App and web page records
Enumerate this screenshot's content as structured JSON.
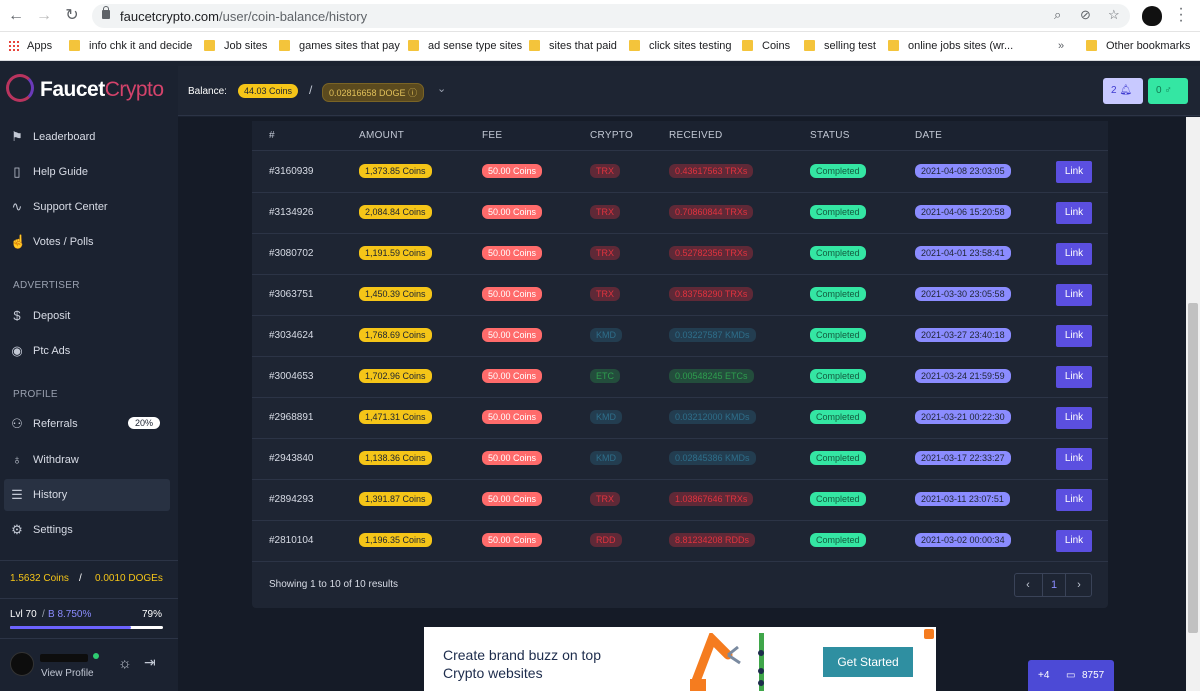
{
  "browser": {
    "url_domain": "faucetcrypto.com",
    "url_path": "/user/coin-balance/history",
    "bookmarks": [
      {
        "label": "Apps",
        "type": "apps"
      },
      {
        "label": "info chk it and decide",
        "type": "folder"
      },
      {
        "label": "Job sites",
        "type": "folder"
      },
      {
        "label": "games sites that pay",
        "type": "folder"
      },
      {
        "label": "ad sense type sites",
        "type": "folder"
      },
      {
        "label": "sites that paid",
        "type": "folder"
      },
      {
        "label": "click sites testing",
        "type": "folder"
      },
      {
        "label": "Coins",
        "type": "folder"
      },
      {
        "label": "selling test",
        "type": "folder"
      },
      {
        "label": "online jobs sites (wr...",
        "type": "folder"
      },
      {
        "label": "Other bookmarks",
        "type": "folder"
      }
    ],
    "more_label": "»"
  },
  "logo": {
    "part1": "Faucet",
    "part2": "Crypto"
  },
  "sidebar": {
    "items": [
      {
        "label": "Leaderboard",
        "icon": "flag-icon"
      },
      {
        "label": "Help Guide",
        "icon": "book-icon"
      },
      {
        "label": "Support Center",
        "icon": "activity-icon"
      },
      {
        "label": "Votes / Polls",
        "icon": "thumbs-up-icon"
      }
    ],
    "advertiser_heading": "ADVERTISER",
    "advertiser_items": [
      {
        "label": "Deposit",
        "icon": "dollar-icon"
      },
      {
        "label": "Ptc Ads",
        "icon": "eye-icon"
      }
    ],
    "profile_heading": "PROFILE",
    "profile_items": [
      {
        "label": "Referrals",
        "icon": "users-icon",
        "badge": "20%"
      },
      {
        "label": "Withdraw",
        "icon": "award-icon"
      },
      {
        "label": "History",
        "icon": "database-icon",
        "active": true
      },
      {
        "label": "Settings",
        "icon": "gear-icon"
      }
    ],
    "coins_text": "1.5632 Coins",
    "coins_sep": "/",
    "doge_text": "0.0010 DOGEs",
    "level_text": "Lvl 70",
    "level_sep": "/",
    "bonus_text": "B 8.750%",
    "level_percent": "79%",
    "level_progress": 0.79,
    "view_profile": "View Profile"
  },
  "topbar": {
    "balance_label": "Balance:",
    "coins_pill": "44.03 Coins",
    "separator": "/",
    "doge_pill": "0.02816658 DOGE",
    "notif_count": "2",
    "msg_count": "0"
  },
  "table": {
    "headers": [
      "#",
      "AMOUNT",
      "FEE",
      "CRYPTO",
      "RECEIVED",
      "STATUS",
      "DATE"
    ],
    "rows": [
      {
        "id": "#3160939",
        "amount": "1,373.85 Coins",
        "fee": "50.00 Coins",
        "crypto": "TRX",
        "received": "0.43617563 TRXs",
        "status": "Completed",
        "date": "2021-04-08 23:03:05",
        "link": "Link",
        "color": "#e0333f"
      },
      {
        "id": "#3134926",
        "amount": "2,084.84 Coins",
        "fee": "50.00 Coins",
        "crypto": "TRX",
        "received": "0.70860844 TRXs",
        "status": "Completed",
        "date": "2021-04-06 15:20:58",
        "link": "Link",
        "color": "#e0333f"
      },
      {
        "id": "#3080702",
        "amount": "1,191.59 Coins",
        "fee": "50.00 Coins",
        "crypto": "TRX",
        "received": "0.52782356 TRXs",
        "status": "Completed",
        "date": "2021-04-01 23:58:41",
        "link": "Link",
        "color": "#e0333f"
      },
      {
        "id": "#3063751",
        "amount": "1,450.39 Coins",
        "fee": "50.00 Coins",
        "crypto": "TRX",
        "received": "0.83758290 TRXs",
        "status": "Completed",
        "date": "2021-03-30 23:05:58",
        "link": "Link",
        "color": "#e0333f"
      },
      {
        "id": "#3034624",
        "amount": "1,768.69 Coins",
        "fee": "50.00 Coins",
        "crypto": "KMD",
        "received": "0.03227587 KMDs",
        "status": "Completed",
        "date": "2021-03-27 23:40:18",
        "link": "Link",
        "color": "#2e6e8a"
      },
      {
        "id": "#3004653",
        "amount": "1,702.96 Coins",
        "fee": "50.00 Coins",
        "crypto": "ETC",
        "received": "0.00548245 ETCs",
        "status": "Completed",
        "date": "2021-03-24 21:59:59",
        "link": "Link",
        "color": "#2e9e4e"
      },
      {
        "id": "#2968891",
        "amount": "1,471.31 Coins",
        "fee": "50.00 Coins",
        "crypto": "KMD",
        "received": "0.03212000 KMDs",
        "status": "Completed",
        "date": "2021-03-21 00:22:30",
        "link": "Link",
        "color": "#2e6e8a"
      },
      {
        "id": "#2943840",
        "amount": "1,138.36 Coins",
        "fee": "50.00 Coins",
        "crypto": "KMD",
        "received": "0.02845386 KMDs",
        "status": "Completed",
        "date": "2021-03-17 22:33:27",
        "link": "Link",
        "color": "#2e6e8a"
      },
      {
        "id": "#2894293",
        "amount": "1,391.87 Coins",
        "fee": "50.00 Coins",
        "crypto": "TRX",
        "received": "1.03867646 TRXs",
        "status": "Completed",
        "date": "2021-03-11 23:07:51",
        "link": "Link",
        "color": "#e0333f"
      },
      {
        "id": "#2810104",
        "amount": "1,196.35 Coins",
        "fee": "50.00 Coins",
        "crypto": "RDD",
        "received": "8.81234208 RDDs",
        "status": "Completed",
        "date": "2021-03-02 00:00:34",
        "link": "Link",
        "color": "#e0333f"
      }
    ],
    "showing_text": "Showing 1 to 10 of 10 results",
    "page": "1",
    "prev": "‹",
    "next": "›"
  },
  "ad": {
    "line1": "Create brand buzz on top",
    "line2": "Crypto websites",
    "cta": "Get Started"
  },
  "chat_widget": {
    "plus": "+4",
    "count": "8757"
  }
}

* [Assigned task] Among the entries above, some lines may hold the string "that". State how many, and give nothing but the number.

* [Response to this task] 2